But Rei’s life is not all gloom and black. It seems that he is close to the Kawamoto family: sisters Akari, Hinata and Momo who live with their grandpa and cats and run a wagashi shop. Their hope is possibly a metaphor that signifies the complete opposite of Rei’s emotional state: it is the warmest and most loving place you have ever encountered. It is full of energy and love and cats who can talk (well, at least we can hear them). The eldest sister and grandpa know that Rei is suffering and they try to keep him close. That surreal, unrealistic scenery is the main theme of the second part of the episode. Cute girls, bizarre scenes, good energy, and vibrant colors.
Images and Music: That’s the only highlight I am going to mention in this episode, because nothing else comes even close. The series’ drawings are beautiful and the multi-scene sequences on top of the soft, calming piano pieces give 3-gatsu no Lion an almost ethereal feeling. This is going to be one tear-jerking story and the atmosphere is already set.
Contrast: This is definitely the main theme of the episode, if not of the whole series. The contrast between depression and love. It’s evident that Rei comes from a troubled family. The Kawamoto family is the exact opposite. When Rei was a child he had a spark in his eyes when he played shōgi. Now his stare is hollow and empty. He doesn’t believe that anyone cares for him, he doesn’t eat properly, and he obviously cries himself to sleep.
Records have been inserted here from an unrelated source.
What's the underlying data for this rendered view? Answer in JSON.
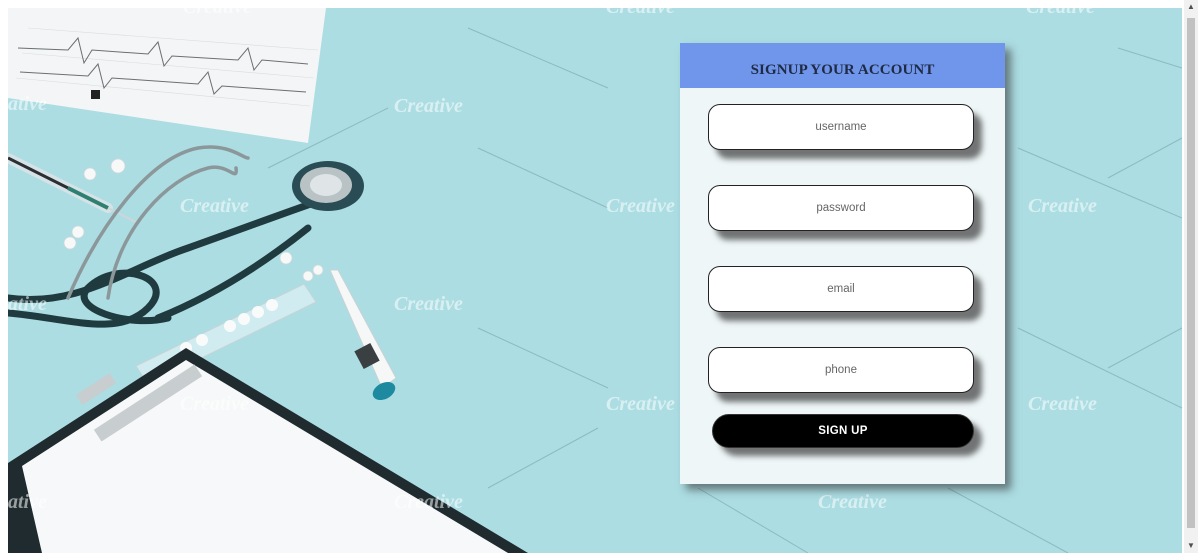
{
  "form": {
    "title": "SIGNUP YOUR ACCOUNT",
    "fields": [
      {
        "placeholder": "username",
        "value": ""
      },
      {
        "placeholder": "password",
        "value": ""
      },
      {
        "placeholder": "email",
        "value": ""
      },
      {
        "placeholder": "phone",
        "value": ""
      }
    ],
    "submit_label": "SIGN UP"
  },
  "background": {
    "watermark": "Creative"
  },
  "colors": {
    "background_teal": "#acdde3",
    "header_blue": "#6f96ea",
    "card_bg": "#eef6f8",
    "button_bg": "#000000"
  }
}
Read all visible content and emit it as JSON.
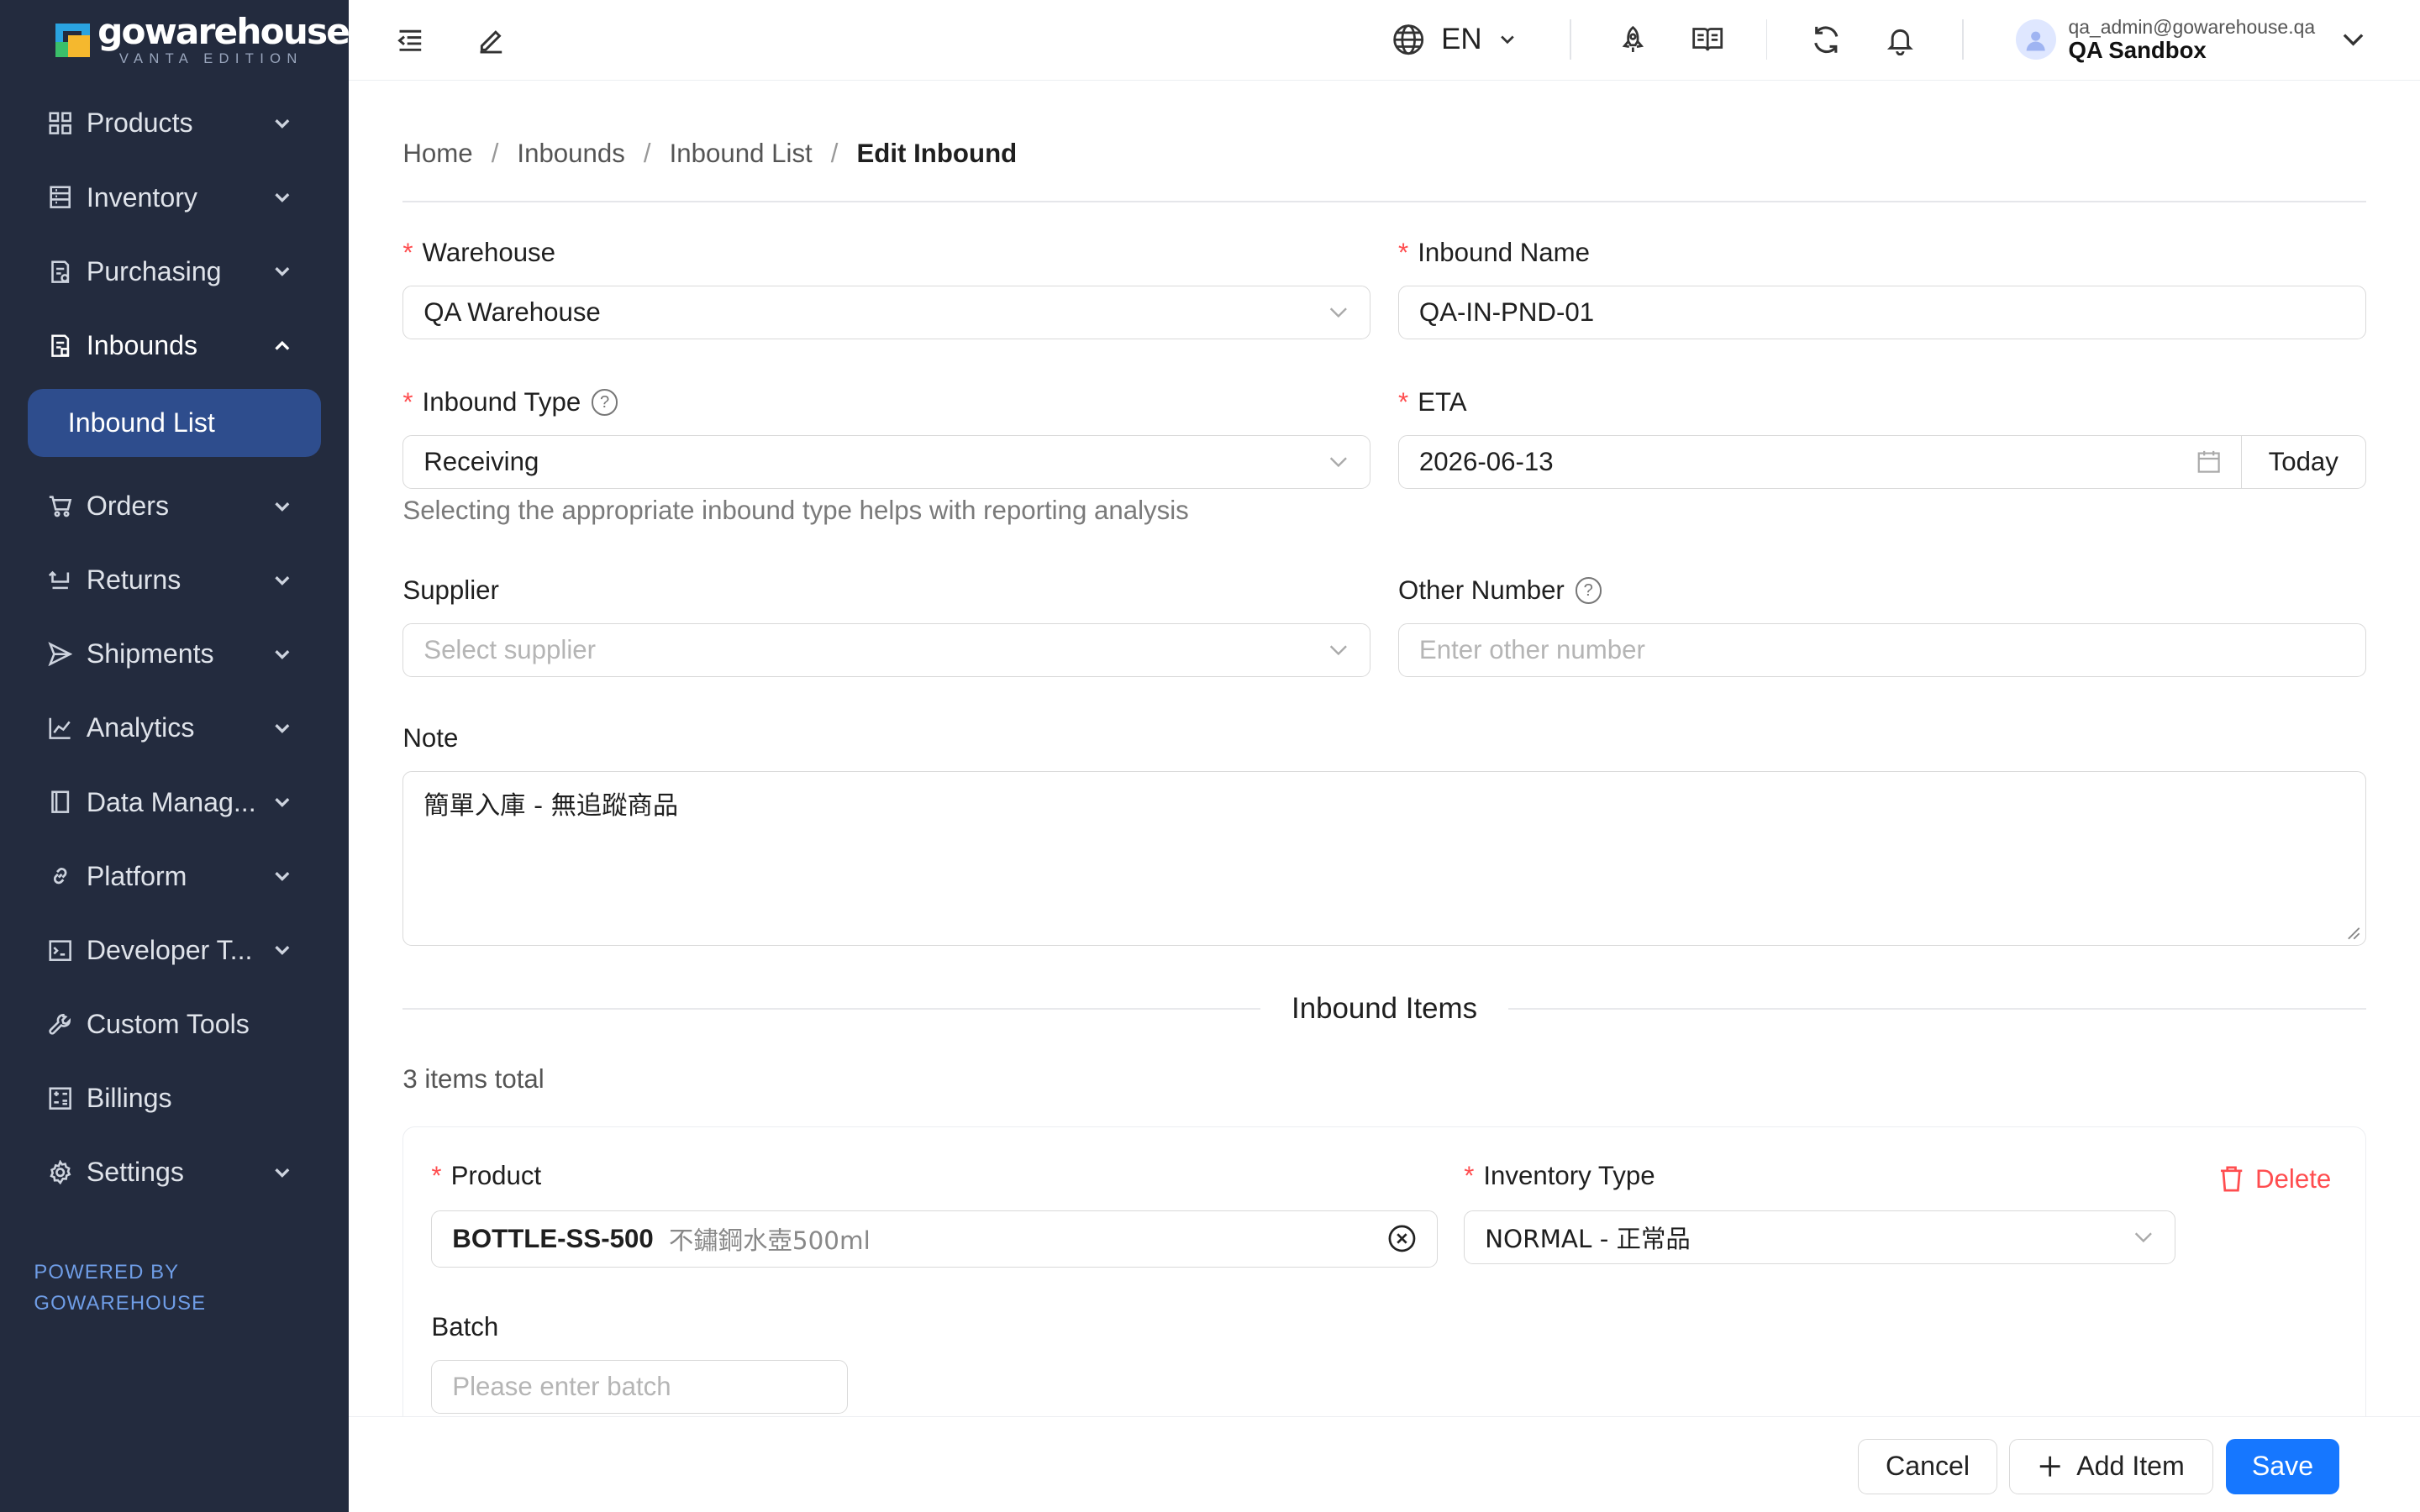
{
  "brand": {
    "name": "gowarehouse",
    "edition": "VANTA EDITION",
    "powered_line1": "POWERED BY",
    "powered_line2": "GOWAREHOUSE"
  },
  "sidebar": {
    "items": [
      {
        "label": "Products",
        "icon": "grid-icon"
      },
      {
        "label": "Inventory",
        "icon": "inventory-icon"
      },
      {
        "label": "Purchasing",
        "icon": "purchasing-icon"
      },
      {
        "label": "Inbounds",
        "icon": "inbounds-icon"
      },
      {
        "label": "Orders",
        "icon": "cart-icon"
      },
      {
        "label": "Returns",
        "icon": "return-icon"
      },
      {
        "label": "Shipments",
        "icon": "send-icon"
      },
      {
        "label": "Analytics",
        "icon": "chart-icon"
      },
      {
        "label": "Data Manag...",
        "icon": "book-icon"
      },
      {
        "label": "Platform",
        "icon": "link-icon"
      },
      {
        "label": "Developer T...",
        "icon": "terminal-icon"
      },
      {
        "label": "Custom Tools",
        "icon": "wrench-icon"
      },
      {
        "label": "Billings",
        "icon": "calculator-icon"
      },
      {
        "label": "Settings",
        "icon": "gear-icon"
      }
    ],
    "active_sub": "Inbound List"
  },
  "topbar": {
    "lang": "EN",
    "user_email": "qa_admin@gowarehouse.qa",
    "user_name": "QA Sandbox"
  },
  "breadcrumb": [
    "Home",
    "Inbounds",
    "Inbound List",
    "Edit Inbound"
  ],
  "form": {
    "warehouse_label": "Warehouse",
    "warehouse_value": "QA Warehouse",
    "inbound_name_label": "Inbound Name",
    "inbound_name_value": "QA-IN-PND-01",
    "inbound_type_label": "Inbound Type",
    "inbound_type_value": "Receiving",
    "inbound_type_help": "Selecting the appropriate inbound type helps with reporting analysis",
    "eta_label": "ETA",
    "eta_value": "2026-06-13",
    "today_label": "Today",
    "supplier_label": "Supplier",
    "supplier_placeholder": "Select supplier",
    "other_number_label": "Other Number",
    "other_number_placeholder": "Enter other number",
    "note_label": "Note",
    "note_value": "簡單入庫 - 無追蹤商品"
  },
  "items_section": {
    "title": "Inbound Items",
    "count_text": "3 items total",
    "item": {
      "product_label": "Product",
      "product_code": "BOTTLE-SS-500",
      "product_desc": "不鏽鋼水壺500ml",
      "inventory_type_label": "Inventory Type",
      "inventory_type_value": "NORMAL - 正常品",
      "batch_label": "Batch",
      "batch_placeholder": "Please enter batch",
      "delete_label": "Delete"
    }
  },
  "footer": {
    "cancel": "Cancel",
    "add_item": "Add Item",
    "save": "Save"
  },
  "colors": {
    "sidebar_bg": "#232b3e",
    "active_bg": "#2e4d8d",
    "primary": "#1677ff",
    "danger": "#ff4d4f"
  }
}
Shōgi: Shogi (将棋), also known as Japanese chess or the Generals’ Game, is a two-player strategy board game in the same family as chess, it’s the most popular of the chess variants and it’s native to Japan. I have no idea how to play the game, but according to this page, the popularity of shogi is due to a rule where the captured pieces can be returned to the game by the opponent. David Pritchard credits the drop rule to the practice of 16th century mercenaries who switched loyalties when captured—no doubt as an alternative to execution.
Wagashi: The shop of the Kawamoto family sells wagashi. They are traditional Japanese sweets that are often served with tea. Before the introduction of sugar in Japan, the word kasha (lit. sweets) referred to fruits and nuts. Now, Japanese confectionery is a treat for both the eyes and the palette. They really know how to make sweets.
‘The calm mind is the way’ reads a wall mural during Rei’s shōgi match. His mind is definitely not calm, but rid with regrets, self-doubt, and unbelievable sadness. The story seems familiar (last season Orange dealt with depression as well) but that doesn’t mean it’s not interesting or relevant. Maybe the fact that it’s so relevant should make us think how common the condition is in our age.
Rei’s story is not something new. Hundreds, thousands of similar stories play every day all around us. It seems familiar, maybe a little too bluntly familiar. But that’s what make it even more interesting. I am looking forward to the next episode.
To be broadcast on October 8 at 23:00 via NHK General TV